Why Can't US Airlines Make Money?
AbstractUS airlines have lost nearly $60 billion ($2009) in domestic markets since the 1978 deregulation, most of it in the last decade. The dismal financial record challenges the economics of deregulation. I examine some of the common explanations among industry participants and researchers—including high taxes and fuel costs, weak demand, and competition from lower-cost airlines. Major drivers seem to be the demand downturn after 9/11—demand remains much weaker today than in 2000—and the large cost differential between legacy and low-cost carriers, which has persisted even as the price differential between them has greatly declined.
CitationBorenstein, Severin. 2011. "Why Can't US Airlines Make Money?" American Economic Review, 101 (3): 233-37. DOI: 10.1257/aer.101.3.233
- D24 Production; Cost; Capital, Total Factor, and Multifactor Productivity; Capacity
- L25 Firm Performance: Size, Diversification, and Scope
- L51 Economics of Regulation
- L93 Air Transportation

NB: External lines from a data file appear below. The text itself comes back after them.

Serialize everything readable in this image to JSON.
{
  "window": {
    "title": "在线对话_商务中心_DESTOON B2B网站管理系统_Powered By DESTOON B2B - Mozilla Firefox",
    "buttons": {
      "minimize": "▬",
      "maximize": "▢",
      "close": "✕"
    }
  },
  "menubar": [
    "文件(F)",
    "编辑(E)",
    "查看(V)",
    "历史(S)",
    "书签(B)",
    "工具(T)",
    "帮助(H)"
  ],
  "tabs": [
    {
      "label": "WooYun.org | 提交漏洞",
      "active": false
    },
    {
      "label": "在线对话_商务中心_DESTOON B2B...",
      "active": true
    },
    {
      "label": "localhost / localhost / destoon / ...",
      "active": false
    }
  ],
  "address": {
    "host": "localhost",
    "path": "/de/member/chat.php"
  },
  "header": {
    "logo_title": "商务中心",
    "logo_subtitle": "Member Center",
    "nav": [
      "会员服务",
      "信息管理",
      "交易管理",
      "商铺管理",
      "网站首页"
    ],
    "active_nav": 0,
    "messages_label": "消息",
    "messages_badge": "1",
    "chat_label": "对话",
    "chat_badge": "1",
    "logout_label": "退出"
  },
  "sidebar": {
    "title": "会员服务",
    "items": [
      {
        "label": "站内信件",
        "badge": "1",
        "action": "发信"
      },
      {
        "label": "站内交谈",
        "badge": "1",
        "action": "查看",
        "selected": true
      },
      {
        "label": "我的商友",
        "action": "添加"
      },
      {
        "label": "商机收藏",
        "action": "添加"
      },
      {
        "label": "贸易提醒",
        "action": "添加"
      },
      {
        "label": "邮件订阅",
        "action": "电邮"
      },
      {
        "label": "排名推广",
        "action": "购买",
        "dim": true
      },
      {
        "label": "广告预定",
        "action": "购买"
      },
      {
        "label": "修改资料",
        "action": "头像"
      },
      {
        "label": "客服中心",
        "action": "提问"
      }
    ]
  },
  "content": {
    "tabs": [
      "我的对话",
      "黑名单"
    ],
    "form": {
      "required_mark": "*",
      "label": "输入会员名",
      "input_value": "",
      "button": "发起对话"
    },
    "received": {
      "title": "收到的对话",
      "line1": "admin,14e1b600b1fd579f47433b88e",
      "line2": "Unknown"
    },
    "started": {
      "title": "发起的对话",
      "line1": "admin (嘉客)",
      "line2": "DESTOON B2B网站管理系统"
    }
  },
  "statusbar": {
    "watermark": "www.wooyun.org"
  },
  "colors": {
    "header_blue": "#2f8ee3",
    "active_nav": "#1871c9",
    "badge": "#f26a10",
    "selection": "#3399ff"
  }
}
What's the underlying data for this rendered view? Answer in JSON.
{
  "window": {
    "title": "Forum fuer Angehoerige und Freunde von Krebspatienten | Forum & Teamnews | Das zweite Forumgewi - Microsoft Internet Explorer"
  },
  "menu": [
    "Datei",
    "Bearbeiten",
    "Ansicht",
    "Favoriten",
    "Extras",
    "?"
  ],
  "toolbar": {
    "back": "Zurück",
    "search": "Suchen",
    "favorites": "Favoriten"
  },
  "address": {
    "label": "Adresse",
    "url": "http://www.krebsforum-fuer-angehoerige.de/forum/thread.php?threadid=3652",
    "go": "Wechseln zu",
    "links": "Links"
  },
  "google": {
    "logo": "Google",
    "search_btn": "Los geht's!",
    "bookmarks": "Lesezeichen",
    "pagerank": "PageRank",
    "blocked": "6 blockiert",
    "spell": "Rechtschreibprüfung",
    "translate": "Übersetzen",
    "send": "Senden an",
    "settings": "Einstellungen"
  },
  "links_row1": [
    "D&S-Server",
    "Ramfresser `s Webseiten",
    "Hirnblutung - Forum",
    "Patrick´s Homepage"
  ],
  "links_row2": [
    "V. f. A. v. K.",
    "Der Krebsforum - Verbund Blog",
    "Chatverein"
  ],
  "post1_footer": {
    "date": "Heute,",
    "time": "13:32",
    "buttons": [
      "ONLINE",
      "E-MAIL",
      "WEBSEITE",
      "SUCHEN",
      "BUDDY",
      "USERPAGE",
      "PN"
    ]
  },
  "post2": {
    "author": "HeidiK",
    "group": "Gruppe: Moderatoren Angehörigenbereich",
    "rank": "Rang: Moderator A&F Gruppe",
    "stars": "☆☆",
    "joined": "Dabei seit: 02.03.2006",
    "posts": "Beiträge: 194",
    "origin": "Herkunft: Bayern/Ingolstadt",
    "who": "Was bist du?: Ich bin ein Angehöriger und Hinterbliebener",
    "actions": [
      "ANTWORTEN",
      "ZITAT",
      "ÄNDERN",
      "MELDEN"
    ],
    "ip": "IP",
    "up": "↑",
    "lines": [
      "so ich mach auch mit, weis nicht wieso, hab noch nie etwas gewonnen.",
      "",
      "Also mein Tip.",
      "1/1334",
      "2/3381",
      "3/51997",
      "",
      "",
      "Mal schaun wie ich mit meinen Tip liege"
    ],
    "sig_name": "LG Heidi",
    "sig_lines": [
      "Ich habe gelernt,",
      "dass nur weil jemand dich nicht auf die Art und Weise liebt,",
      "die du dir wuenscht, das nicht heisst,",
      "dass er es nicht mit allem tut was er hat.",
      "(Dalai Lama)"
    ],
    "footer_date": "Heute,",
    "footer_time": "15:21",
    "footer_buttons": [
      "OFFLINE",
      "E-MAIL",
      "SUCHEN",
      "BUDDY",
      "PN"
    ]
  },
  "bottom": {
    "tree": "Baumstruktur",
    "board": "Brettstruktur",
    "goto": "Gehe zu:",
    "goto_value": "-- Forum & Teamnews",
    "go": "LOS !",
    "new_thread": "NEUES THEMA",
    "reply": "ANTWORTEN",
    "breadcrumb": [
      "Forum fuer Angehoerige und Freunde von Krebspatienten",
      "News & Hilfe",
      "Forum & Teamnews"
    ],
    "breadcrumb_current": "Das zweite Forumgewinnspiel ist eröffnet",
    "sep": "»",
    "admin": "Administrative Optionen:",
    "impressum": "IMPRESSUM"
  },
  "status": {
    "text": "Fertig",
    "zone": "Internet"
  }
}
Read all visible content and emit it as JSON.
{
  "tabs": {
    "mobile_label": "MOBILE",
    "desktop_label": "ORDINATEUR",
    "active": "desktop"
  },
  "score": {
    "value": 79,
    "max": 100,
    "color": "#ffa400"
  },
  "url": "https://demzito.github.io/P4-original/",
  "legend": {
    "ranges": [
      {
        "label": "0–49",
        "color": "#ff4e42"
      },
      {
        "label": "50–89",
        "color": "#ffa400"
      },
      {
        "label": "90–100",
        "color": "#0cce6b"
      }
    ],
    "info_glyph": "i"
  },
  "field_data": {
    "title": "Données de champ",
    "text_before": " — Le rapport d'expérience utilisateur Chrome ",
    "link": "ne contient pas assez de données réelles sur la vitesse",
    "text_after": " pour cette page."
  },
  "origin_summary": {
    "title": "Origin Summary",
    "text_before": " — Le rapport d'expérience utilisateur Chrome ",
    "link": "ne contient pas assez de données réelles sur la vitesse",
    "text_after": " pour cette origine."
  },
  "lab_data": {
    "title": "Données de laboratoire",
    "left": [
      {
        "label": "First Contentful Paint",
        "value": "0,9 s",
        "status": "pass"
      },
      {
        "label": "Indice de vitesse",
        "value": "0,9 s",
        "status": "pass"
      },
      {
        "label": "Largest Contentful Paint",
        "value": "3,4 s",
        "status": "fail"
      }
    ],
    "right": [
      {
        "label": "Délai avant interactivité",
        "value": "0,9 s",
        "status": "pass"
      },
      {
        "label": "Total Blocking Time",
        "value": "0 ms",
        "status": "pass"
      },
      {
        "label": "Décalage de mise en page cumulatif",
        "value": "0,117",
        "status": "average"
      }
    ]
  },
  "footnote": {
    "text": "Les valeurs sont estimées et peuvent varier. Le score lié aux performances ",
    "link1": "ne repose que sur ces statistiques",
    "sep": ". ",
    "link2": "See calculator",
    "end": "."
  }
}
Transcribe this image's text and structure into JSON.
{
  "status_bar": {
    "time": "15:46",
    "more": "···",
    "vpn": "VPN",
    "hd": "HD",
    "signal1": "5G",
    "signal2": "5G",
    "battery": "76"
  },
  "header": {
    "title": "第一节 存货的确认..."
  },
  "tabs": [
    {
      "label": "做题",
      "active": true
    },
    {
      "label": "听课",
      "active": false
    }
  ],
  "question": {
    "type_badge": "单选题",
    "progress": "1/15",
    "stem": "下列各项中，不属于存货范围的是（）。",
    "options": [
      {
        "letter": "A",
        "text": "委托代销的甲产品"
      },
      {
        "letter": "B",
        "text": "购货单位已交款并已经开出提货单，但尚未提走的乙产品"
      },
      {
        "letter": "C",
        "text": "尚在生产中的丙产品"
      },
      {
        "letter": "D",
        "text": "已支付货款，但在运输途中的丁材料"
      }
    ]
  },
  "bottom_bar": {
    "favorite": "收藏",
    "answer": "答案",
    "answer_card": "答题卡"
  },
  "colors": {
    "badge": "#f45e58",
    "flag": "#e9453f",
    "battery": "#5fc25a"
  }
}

- L98 Industry Studies: Utilities and Transportation: Government Policy